Western Military Forts and Outposts
As the frontier moved westward, the establishment of U.S.
military forts moved with it, representing and maintaining
federal sovereignty over new territories. The military garrisons
usually lacked defensible walls but were seldom attacked.
served as bases for troops at or near strategic areas,
particularly for counteracting the Indian presence. For example,
Fort Bowie protected Apache Pass in southern Arizona along the
mail route between Tucson and El Paso and was used to launch
attacks against Cochise and Geronimo.
Fort Bowie was established
after the Battle of Apache Pass, one of several Civil War era
engagements to occur in the Arizona frontier, it was a walled
fort. Fort Laramie and Fort Kearny helped protect immigrants
crossing the Great Plains and a series of posts in California
protected miners. Forts were constructed to launch attacks
against the Sioux. As Indian reservations sprang up, the
military set up forts to protect them. Forts also guarded the
Union Pacific and other rail lines.
Other important forts were
Fort Sill, Oklahoma, Fort Smith, Arkansas, Fort Snelling,
Minnesota, Fort Union Montana, Fort Worth, Texas, and Fort Walla
Walla in Washington.

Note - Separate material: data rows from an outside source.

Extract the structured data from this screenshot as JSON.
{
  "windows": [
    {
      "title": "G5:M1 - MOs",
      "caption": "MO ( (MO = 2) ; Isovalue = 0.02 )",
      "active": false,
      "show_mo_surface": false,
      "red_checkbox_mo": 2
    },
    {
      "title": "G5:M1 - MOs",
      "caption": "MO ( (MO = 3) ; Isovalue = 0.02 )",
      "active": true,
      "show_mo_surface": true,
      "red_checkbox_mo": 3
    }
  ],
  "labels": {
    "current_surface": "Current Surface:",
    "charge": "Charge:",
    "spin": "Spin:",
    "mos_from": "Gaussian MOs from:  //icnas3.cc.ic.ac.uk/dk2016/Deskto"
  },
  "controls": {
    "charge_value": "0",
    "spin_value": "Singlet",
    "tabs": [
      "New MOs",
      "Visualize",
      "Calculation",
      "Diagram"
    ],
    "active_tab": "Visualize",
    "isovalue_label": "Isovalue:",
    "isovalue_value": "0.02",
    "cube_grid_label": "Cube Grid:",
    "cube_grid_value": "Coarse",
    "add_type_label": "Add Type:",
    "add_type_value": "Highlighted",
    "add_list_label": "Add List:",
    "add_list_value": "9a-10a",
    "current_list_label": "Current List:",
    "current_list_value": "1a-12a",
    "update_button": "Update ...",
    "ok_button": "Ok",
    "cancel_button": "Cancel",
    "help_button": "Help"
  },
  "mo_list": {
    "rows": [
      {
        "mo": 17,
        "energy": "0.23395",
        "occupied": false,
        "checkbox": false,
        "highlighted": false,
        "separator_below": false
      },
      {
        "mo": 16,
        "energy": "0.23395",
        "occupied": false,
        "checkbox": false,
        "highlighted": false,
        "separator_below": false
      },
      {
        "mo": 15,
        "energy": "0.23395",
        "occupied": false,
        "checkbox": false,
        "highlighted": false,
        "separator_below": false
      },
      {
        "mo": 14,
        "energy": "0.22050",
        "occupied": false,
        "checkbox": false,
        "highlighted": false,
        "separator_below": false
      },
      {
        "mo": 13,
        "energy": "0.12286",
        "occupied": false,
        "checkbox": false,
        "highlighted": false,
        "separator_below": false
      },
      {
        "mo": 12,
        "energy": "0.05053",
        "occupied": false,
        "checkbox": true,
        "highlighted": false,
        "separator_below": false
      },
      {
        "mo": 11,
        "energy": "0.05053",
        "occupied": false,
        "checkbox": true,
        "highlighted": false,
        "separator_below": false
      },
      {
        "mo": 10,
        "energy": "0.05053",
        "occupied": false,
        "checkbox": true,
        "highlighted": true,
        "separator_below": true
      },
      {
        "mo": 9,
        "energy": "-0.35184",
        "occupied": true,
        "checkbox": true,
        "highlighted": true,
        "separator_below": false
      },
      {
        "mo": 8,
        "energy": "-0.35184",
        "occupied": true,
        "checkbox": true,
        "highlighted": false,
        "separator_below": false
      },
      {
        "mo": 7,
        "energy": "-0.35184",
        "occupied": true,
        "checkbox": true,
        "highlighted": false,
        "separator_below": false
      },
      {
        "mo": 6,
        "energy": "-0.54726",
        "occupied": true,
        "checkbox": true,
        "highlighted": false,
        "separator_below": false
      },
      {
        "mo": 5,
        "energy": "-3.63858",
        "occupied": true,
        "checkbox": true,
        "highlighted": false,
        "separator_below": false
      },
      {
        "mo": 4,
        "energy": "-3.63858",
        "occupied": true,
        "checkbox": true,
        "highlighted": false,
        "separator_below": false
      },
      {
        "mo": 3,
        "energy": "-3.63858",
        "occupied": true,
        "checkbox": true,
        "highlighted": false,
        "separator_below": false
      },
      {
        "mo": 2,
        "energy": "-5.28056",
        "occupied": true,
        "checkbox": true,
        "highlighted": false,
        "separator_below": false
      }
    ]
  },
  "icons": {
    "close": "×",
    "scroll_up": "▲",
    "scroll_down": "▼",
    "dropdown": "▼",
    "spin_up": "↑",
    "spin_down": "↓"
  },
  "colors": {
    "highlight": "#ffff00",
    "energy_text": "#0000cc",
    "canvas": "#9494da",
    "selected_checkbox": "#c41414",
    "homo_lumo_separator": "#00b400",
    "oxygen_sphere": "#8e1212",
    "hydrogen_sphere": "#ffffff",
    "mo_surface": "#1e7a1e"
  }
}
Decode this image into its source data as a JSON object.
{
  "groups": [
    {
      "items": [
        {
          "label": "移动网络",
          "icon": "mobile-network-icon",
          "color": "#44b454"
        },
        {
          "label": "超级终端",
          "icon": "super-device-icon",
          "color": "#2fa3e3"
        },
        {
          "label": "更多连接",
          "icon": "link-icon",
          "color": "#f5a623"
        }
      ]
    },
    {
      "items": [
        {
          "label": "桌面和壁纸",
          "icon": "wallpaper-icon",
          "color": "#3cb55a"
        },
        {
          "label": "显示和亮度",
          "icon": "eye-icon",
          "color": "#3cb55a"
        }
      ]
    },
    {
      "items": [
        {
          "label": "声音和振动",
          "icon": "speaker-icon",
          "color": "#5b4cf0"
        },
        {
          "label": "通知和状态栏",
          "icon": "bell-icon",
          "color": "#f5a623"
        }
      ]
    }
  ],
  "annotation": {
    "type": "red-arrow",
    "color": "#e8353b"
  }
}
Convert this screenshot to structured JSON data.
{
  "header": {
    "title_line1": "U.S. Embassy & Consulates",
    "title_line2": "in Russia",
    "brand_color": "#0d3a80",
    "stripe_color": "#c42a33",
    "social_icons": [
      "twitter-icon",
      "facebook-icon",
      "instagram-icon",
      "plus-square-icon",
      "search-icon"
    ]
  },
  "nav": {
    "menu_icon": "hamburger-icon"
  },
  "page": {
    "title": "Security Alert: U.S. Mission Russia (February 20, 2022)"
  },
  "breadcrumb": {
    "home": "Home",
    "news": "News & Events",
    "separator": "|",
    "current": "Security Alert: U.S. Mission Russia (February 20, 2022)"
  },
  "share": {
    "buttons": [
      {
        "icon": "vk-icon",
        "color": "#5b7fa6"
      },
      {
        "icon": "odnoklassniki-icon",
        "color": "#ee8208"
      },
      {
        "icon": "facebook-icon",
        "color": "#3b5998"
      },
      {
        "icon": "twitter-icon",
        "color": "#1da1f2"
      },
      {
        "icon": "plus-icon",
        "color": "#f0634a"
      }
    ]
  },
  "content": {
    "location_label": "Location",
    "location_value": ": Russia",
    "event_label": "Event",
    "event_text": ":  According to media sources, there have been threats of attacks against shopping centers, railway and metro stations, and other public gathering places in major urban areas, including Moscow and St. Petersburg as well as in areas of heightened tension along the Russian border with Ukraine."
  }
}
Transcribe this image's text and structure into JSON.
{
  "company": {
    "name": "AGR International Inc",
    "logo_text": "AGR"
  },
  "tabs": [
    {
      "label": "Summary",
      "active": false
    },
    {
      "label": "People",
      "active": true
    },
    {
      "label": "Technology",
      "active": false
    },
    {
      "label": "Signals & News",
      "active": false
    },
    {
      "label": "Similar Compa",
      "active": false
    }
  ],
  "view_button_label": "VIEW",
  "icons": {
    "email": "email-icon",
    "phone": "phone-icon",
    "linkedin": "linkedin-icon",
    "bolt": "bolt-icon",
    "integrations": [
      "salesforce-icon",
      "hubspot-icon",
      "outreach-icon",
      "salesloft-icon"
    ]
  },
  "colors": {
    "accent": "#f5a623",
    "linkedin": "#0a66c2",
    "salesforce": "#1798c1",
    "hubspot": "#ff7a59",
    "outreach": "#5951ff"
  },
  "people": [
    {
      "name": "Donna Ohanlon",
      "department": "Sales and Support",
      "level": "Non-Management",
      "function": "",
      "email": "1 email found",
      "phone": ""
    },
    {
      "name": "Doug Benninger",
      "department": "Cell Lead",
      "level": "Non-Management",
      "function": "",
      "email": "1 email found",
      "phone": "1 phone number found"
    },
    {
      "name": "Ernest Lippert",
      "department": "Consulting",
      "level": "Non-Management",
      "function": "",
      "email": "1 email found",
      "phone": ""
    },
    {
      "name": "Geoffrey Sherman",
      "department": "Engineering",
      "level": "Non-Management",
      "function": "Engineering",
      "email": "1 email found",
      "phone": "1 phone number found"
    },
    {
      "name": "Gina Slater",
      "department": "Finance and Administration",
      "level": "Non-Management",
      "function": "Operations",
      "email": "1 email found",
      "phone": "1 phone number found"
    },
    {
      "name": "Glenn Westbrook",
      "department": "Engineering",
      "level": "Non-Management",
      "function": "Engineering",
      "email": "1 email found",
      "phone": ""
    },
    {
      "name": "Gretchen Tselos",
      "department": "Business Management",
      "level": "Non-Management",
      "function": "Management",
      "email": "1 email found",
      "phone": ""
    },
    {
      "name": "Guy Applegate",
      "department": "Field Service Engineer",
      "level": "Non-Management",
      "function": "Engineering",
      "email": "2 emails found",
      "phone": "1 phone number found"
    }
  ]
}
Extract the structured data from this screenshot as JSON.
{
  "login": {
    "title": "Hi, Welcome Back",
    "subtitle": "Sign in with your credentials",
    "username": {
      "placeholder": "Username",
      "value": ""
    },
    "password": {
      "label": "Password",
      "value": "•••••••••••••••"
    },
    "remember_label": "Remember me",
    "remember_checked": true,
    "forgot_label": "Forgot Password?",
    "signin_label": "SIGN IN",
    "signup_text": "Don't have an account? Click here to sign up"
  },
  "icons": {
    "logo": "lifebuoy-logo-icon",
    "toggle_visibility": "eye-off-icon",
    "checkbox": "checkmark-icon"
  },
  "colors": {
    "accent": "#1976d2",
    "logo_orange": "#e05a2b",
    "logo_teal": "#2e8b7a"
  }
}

By the 1890s, with the threat from Indian
nations eliminated, and with migrant populations increasing
enough to provide their own law enforcement, most frontier forts
Fort Omaha, Nebraska was home to the Department
of the Platte, and was responsible for outfitting most Western
posts for more than 20 years after its founding in the late
1870s. Fort Huachuca in Arizona was also originally a frontier
post which is still in use by the United States Army. During the
Mexican Revolution, the United States was forced to build a new
series of twelve forts for protection along the Mexican-American
border. Fort Naco in Naco, Arizona was one of these. At this
time in the southwest United States, towns were still being
established and all wilderness was still considered frontier.
- New Mexico